▶ _Work order_
Below are some records; state how many of their lines contain the word "value", and add nothing.

(Element data from apps and pages)
-*-*-
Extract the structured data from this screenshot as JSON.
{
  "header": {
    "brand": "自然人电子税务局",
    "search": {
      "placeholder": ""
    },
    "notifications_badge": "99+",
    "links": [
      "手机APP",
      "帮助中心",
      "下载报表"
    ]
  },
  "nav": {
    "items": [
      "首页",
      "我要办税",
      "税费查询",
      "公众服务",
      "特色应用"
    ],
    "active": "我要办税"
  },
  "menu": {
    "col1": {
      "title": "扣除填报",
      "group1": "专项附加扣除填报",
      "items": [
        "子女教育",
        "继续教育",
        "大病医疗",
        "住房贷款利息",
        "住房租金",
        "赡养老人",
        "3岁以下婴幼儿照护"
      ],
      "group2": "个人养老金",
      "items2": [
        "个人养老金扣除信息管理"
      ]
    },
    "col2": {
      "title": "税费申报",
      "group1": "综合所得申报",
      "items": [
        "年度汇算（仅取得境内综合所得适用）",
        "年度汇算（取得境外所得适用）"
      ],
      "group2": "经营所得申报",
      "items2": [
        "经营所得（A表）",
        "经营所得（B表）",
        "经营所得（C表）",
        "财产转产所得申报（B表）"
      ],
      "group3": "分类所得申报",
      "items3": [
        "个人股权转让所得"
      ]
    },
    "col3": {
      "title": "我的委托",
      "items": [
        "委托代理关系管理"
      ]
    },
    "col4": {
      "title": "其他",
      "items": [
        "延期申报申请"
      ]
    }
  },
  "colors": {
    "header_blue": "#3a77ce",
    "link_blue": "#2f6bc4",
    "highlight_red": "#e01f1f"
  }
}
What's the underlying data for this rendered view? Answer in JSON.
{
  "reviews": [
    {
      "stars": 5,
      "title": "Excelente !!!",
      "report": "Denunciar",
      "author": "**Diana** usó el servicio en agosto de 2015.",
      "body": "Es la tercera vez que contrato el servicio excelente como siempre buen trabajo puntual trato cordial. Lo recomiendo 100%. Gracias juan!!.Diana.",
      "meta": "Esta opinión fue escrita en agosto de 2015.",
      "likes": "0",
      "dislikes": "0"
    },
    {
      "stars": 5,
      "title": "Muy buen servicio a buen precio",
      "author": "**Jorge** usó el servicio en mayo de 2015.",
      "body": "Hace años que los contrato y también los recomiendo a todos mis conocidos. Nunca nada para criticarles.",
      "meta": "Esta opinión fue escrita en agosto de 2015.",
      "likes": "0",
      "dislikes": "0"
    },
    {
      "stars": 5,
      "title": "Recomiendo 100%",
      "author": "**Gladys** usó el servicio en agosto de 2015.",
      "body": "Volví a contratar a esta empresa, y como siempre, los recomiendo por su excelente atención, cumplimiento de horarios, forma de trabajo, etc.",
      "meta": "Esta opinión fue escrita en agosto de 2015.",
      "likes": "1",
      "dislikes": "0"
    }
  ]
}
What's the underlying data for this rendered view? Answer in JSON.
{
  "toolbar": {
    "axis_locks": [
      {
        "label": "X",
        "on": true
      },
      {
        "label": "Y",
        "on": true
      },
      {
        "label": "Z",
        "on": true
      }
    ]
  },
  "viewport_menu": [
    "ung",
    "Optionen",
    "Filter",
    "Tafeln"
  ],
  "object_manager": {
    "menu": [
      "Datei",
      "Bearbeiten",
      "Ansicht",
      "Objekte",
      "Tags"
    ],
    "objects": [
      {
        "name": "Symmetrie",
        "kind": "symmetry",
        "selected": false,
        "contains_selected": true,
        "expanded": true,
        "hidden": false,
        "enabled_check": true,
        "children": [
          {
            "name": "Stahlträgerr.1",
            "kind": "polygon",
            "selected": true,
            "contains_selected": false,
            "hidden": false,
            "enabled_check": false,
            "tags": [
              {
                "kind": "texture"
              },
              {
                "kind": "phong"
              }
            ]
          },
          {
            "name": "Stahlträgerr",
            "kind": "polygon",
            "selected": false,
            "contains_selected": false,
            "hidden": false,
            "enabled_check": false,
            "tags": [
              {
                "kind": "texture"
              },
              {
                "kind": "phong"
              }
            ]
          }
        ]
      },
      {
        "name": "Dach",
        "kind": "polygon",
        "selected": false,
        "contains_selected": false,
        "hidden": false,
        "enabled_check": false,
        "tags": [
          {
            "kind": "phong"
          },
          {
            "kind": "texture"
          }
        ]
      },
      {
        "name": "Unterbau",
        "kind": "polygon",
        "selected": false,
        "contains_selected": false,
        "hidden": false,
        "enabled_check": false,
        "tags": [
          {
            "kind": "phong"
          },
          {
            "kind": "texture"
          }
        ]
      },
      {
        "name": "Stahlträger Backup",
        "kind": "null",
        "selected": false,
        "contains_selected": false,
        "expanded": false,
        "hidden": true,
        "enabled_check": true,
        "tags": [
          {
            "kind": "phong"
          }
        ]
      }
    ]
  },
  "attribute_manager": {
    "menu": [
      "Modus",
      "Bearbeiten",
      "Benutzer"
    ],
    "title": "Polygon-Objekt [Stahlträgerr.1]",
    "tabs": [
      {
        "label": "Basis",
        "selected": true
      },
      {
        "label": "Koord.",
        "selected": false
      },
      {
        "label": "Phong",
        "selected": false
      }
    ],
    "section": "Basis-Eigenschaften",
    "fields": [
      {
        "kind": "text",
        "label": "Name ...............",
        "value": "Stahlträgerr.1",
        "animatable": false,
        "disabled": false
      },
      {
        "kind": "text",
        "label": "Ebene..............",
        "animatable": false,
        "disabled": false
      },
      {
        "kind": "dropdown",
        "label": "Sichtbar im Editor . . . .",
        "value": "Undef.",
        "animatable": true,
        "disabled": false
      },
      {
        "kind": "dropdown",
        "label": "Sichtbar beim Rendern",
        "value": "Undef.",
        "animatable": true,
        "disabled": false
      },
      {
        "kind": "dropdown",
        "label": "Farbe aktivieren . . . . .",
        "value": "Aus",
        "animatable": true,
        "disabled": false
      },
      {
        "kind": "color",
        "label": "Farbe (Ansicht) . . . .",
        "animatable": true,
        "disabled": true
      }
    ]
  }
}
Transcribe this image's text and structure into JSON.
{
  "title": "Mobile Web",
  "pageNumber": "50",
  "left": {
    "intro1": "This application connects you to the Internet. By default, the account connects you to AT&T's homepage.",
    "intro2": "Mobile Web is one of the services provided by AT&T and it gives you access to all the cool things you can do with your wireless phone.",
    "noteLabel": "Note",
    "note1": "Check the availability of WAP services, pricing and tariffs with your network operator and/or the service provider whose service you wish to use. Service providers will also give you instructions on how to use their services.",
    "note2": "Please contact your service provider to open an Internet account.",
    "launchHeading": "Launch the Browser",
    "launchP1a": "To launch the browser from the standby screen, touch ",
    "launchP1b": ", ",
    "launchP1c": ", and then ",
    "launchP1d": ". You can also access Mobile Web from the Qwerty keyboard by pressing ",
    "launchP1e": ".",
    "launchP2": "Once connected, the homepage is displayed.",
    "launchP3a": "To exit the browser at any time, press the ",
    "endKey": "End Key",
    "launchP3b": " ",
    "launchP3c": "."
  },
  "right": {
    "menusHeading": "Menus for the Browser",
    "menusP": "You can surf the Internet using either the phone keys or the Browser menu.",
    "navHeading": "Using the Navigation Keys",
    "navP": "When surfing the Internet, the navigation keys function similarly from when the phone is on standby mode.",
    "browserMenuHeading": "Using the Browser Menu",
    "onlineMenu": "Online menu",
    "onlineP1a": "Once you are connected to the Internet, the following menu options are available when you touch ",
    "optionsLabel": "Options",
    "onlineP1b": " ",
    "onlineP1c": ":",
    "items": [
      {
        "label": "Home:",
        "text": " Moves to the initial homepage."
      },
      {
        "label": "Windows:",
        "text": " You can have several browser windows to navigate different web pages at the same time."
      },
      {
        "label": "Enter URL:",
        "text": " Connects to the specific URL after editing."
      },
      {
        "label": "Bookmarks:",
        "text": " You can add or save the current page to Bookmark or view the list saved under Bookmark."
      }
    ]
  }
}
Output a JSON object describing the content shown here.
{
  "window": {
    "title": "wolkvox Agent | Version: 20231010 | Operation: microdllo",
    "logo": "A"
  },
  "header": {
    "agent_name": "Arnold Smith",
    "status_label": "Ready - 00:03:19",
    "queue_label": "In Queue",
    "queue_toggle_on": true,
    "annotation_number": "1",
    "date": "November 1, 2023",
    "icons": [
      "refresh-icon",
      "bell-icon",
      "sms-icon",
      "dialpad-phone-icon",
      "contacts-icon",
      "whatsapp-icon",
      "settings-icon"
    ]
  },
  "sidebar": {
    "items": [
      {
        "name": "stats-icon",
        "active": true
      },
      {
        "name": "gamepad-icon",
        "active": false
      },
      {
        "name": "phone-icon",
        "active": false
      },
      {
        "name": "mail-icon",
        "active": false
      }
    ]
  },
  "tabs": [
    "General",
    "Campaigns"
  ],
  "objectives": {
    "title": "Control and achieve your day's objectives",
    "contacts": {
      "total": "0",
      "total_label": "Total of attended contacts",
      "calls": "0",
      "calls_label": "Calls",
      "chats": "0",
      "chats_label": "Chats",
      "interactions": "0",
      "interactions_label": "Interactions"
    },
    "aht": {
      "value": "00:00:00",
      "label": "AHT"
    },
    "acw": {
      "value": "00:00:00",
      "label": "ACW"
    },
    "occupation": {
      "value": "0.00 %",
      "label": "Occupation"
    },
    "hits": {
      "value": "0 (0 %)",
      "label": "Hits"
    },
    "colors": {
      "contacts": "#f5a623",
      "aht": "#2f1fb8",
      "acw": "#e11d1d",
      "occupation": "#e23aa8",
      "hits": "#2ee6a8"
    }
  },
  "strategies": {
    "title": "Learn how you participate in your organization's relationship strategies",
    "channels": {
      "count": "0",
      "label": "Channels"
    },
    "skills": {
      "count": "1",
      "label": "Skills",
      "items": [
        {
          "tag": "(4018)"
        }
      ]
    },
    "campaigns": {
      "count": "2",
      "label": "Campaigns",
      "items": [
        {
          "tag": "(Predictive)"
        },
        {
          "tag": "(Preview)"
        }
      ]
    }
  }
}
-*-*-
▶ _Solution to the problem_
8